Maria and Laura, two children at Casa de Paz, poke fun at a visiting gringo who speaks Spanish with a strange Uruguayan accent. The children’s bus is about to leave for Sunday morning Mass on the other side of town. Eddy, one of the oldest children at Casa de Paz, jumps out of the bus and gives one of the volunteers a warm hug, saying, “See you when you come back.”

For More Information:

If you would like to organize a visit, Casa de Paz can be contacted at or via telephone (646) 155-21-66.

Donations can be sent directly to their U.S.A. address:

P.O. Box 4113, Chula Vista, CA 91909

Community Connection:

Plan on documenting the lives of kids during your travels?

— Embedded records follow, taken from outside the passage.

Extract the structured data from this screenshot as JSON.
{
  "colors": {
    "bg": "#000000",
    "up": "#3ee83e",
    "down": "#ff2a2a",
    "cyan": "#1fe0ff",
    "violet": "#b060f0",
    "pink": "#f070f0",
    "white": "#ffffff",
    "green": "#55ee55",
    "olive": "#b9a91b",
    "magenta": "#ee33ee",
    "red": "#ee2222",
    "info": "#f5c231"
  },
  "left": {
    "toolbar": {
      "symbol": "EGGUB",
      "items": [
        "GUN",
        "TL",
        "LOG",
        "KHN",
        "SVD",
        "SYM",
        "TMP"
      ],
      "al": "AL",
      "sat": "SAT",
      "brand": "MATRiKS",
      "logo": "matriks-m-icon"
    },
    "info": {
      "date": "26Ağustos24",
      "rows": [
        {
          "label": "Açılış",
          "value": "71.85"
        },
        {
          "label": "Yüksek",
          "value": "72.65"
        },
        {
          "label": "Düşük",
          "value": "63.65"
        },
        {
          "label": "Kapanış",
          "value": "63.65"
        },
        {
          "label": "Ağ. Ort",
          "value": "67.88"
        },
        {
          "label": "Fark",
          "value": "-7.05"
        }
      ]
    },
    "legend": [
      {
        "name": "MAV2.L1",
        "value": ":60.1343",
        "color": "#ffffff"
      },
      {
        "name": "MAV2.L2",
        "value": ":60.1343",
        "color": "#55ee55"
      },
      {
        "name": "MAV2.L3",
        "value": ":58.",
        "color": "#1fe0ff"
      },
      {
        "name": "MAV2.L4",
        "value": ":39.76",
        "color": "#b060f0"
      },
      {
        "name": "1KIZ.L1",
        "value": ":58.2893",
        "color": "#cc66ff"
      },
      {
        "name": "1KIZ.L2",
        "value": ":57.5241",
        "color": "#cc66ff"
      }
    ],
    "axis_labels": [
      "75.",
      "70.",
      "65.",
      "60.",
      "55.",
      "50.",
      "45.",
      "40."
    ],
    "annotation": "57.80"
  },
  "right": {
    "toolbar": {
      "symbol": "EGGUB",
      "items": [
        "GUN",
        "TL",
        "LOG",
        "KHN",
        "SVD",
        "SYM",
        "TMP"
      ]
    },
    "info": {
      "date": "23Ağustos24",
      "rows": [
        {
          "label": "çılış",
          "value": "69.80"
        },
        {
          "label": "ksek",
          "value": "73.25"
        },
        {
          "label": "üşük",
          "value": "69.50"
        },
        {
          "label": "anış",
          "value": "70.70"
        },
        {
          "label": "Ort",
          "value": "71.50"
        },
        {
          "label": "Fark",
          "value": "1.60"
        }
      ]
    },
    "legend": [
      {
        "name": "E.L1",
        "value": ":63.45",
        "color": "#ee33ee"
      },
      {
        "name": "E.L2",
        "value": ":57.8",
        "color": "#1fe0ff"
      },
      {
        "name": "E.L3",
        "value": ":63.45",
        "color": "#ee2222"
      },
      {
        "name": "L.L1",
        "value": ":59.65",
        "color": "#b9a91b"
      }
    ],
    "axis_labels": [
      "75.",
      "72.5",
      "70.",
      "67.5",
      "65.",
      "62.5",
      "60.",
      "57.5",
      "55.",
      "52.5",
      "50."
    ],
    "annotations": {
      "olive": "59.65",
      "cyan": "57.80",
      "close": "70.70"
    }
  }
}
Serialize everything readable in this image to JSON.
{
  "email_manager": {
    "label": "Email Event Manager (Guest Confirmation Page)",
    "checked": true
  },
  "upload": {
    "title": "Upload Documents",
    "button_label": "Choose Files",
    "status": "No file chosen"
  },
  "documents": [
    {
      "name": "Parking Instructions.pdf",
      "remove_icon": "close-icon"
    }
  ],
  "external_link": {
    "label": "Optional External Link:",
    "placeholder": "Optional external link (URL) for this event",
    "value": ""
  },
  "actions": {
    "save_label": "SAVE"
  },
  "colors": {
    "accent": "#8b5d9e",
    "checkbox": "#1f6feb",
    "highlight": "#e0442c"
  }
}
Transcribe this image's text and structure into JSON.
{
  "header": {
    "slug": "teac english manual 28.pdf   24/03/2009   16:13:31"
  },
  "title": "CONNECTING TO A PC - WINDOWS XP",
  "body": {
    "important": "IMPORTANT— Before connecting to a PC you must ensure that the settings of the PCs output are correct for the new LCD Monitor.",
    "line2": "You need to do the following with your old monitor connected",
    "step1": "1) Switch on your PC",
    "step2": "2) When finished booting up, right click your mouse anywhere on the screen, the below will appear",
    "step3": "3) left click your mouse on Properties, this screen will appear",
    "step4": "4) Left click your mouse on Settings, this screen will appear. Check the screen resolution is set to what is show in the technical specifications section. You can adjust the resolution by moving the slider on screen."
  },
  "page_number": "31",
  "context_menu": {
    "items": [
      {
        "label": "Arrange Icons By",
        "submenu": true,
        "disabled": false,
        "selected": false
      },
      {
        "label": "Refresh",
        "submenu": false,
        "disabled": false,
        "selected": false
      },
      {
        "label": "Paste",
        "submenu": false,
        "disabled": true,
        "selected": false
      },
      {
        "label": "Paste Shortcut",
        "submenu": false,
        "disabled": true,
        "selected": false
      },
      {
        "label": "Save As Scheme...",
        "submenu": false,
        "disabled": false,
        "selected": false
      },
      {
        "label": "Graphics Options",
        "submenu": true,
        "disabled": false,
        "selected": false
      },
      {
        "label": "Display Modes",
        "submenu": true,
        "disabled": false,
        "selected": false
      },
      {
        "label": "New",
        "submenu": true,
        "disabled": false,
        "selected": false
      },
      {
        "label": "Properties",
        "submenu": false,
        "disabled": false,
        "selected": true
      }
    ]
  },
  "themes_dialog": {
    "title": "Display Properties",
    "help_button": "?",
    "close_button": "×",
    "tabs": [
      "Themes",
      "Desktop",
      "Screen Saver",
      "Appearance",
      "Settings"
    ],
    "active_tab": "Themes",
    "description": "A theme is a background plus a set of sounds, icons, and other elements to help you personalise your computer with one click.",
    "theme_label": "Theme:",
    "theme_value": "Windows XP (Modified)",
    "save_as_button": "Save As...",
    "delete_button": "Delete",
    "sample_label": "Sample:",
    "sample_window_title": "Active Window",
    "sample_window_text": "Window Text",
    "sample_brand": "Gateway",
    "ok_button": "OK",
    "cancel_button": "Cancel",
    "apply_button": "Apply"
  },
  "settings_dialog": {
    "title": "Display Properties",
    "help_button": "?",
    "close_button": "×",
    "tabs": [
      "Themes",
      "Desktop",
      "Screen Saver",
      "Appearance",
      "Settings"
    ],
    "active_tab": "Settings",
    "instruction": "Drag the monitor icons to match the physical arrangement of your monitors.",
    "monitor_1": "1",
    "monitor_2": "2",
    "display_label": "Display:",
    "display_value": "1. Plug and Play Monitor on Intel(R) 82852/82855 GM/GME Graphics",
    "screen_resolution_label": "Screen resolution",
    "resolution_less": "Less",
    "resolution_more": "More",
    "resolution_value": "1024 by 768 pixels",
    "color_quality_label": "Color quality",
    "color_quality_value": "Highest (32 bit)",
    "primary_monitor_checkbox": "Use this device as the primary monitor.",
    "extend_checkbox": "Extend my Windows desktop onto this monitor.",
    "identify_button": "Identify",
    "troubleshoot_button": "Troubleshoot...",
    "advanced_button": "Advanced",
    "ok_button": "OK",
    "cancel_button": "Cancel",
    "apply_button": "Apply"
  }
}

Check out these tips for approaching children appropriately from Lola Akinmade’s “How to Photograph Children During Your Travels.”

Volunteer + WorkNarrative


About The Author

Dominic DeGrazier

Dominic is an incurable world roamer. He is a published writer and photographer looking to explore more of the world -whether in his own backyard or beyond. Follow along with him on his blog.

  • Michelle

    What lovely, inspiring people. Great article!

  • Kate

    It can’t be all sunshine and roses, but this is the kind of article that really inspires people. Great writing.

  • Simone Gorrindo

    Thank you so much for this article! Well-written, inspiring, and full of heart. I just went and signed up on Be the Cause’s social network. I’d love to be part of a trip. Do the volunteers pay individually for funding out of pocket? Or pursue grants? Would love to hear more about the logistics.

  • Narayana

    Great to see the love of service continuing. Nipun is very photogenic.

  • Dominic DeGrazier

    I was recently made aware of another way to donate via Corazon de Vida (and also tax deductible with 90% of the donation going to the orphanage):

    One time donations can be made via this link, noting Casa de Paz in the I Would Like to Sponsor section:

  • Dominic DeGrazier

    Hi Simone,

    Apologies for the super-tardy reply. Volunteers pay out of their own pockets, but this is only for the trip’s costs. More details can be found out at the website


  • Pingback: Batopilas, Chihuahua, Mexico – Copper Canyon

  • oscar lopez

    hola como estan amigos meda gustosaber de ustedes de ustedes que siguen con ese corazon tan tan grandes saludos.

Alyssa Martino reflects on the therapeutic effects of teaching English to refugees living...
"Many people ask me, 'Why India?'.... Quite simply, because these twenty-five million...
Discover one org that gives Nepali orphans a chance for a better life.
As much as it hurts to think that I will soon leave him, I know it is for the best.
He had soft brown eyes and looked profoundly lost. I would never know his life.
Neha Puntambekar profiles Atma, an NGO dedicated to educational development in India.
I thought she was crazy, but also something in me envied her.
Violence remained at a distance, a story told, a finger pointed.
It was the first time I heard the howl of coyotes, the first time I slept under the open...
Our time here wasn’t really about building houses; it was about sharing the reality...
I asked him if it had been strange watching over the body of a dead man.